**Assignment:** Search the entries below for "updates". Report each line where it occurs.

(Items from an interface collection)
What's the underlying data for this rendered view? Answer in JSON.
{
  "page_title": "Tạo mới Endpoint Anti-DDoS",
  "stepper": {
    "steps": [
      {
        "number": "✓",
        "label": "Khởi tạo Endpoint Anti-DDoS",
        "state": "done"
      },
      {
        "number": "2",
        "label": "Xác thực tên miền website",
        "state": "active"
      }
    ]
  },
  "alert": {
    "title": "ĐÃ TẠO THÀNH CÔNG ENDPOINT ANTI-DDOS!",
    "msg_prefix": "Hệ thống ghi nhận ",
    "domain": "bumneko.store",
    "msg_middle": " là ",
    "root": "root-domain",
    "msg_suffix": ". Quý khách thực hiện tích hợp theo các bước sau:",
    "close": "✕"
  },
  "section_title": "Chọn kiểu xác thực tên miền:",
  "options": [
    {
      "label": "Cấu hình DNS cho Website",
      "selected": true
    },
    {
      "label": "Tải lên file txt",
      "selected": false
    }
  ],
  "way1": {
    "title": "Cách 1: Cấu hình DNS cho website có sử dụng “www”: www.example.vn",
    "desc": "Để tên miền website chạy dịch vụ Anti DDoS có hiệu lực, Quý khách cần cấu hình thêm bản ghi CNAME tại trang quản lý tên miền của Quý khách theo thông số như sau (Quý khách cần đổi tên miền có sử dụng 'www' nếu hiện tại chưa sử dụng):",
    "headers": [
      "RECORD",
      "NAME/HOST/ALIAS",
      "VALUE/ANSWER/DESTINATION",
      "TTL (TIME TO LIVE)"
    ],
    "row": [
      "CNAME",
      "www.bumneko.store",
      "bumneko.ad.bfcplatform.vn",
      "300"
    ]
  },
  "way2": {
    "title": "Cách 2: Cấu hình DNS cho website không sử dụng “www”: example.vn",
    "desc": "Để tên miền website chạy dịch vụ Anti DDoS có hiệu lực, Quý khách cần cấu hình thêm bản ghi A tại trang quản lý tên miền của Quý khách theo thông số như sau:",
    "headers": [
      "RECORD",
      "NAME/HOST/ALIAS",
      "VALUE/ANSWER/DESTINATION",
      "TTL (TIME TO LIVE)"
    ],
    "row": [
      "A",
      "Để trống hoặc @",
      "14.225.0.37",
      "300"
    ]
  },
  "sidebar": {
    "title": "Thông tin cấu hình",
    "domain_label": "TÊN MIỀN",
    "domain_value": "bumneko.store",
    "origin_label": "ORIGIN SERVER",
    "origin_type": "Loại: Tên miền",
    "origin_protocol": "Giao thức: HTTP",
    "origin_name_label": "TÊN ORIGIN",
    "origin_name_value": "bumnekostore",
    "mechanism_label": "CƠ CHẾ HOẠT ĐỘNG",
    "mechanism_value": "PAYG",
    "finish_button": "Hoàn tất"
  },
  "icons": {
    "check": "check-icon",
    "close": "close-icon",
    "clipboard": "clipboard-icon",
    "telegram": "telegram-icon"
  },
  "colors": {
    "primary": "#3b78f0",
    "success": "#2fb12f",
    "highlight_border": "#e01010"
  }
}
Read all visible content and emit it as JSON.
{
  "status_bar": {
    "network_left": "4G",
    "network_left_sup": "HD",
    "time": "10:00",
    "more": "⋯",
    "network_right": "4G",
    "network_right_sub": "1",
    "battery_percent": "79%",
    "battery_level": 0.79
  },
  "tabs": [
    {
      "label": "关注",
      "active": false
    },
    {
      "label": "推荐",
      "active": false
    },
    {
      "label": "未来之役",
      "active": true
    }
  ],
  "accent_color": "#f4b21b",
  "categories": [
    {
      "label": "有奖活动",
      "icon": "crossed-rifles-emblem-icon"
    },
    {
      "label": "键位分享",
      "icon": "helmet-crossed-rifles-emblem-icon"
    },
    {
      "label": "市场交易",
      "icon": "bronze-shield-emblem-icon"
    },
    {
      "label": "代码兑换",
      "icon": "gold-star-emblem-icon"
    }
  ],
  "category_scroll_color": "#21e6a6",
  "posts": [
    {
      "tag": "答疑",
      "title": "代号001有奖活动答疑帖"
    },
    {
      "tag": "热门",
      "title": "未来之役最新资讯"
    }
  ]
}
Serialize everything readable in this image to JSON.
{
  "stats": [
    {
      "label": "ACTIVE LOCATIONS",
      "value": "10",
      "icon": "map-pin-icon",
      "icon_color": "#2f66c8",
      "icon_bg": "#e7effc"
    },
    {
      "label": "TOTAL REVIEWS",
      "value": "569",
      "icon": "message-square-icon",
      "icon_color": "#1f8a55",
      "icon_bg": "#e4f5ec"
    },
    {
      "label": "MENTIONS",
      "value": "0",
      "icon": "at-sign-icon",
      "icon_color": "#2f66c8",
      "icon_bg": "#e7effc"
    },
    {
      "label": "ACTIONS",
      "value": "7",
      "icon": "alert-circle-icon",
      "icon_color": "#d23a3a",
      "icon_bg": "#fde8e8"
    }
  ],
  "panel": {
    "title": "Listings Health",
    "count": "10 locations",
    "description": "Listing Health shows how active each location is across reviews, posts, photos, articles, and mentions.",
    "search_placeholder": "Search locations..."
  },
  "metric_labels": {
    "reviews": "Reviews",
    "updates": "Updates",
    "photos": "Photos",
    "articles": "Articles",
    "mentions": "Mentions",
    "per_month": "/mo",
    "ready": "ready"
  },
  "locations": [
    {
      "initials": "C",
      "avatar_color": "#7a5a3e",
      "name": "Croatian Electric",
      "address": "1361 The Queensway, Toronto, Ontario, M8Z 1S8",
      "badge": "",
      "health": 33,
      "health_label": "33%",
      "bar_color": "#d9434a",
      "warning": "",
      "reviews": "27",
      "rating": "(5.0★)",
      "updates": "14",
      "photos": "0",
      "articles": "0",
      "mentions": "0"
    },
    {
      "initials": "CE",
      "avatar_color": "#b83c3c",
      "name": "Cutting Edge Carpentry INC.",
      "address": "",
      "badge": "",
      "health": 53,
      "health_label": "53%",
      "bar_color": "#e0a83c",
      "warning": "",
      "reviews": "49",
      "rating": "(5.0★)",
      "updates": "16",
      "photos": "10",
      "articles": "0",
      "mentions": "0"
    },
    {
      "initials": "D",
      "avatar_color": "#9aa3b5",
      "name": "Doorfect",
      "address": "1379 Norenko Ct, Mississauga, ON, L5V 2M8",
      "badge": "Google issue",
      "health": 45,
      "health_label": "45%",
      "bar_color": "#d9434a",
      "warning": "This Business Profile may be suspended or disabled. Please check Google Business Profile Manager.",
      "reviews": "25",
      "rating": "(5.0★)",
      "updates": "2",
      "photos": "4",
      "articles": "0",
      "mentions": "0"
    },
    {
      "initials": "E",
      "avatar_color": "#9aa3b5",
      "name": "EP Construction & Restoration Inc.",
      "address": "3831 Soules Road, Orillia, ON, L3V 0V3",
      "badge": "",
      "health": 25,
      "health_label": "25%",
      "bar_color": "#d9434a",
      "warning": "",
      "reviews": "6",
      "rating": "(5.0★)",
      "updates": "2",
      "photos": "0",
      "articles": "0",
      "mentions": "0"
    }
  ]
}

**Answer section:**
    "updates": "Updates",
      "updates": "14",
      "updates": "16",
      "updates": "2",
      "updates": "2",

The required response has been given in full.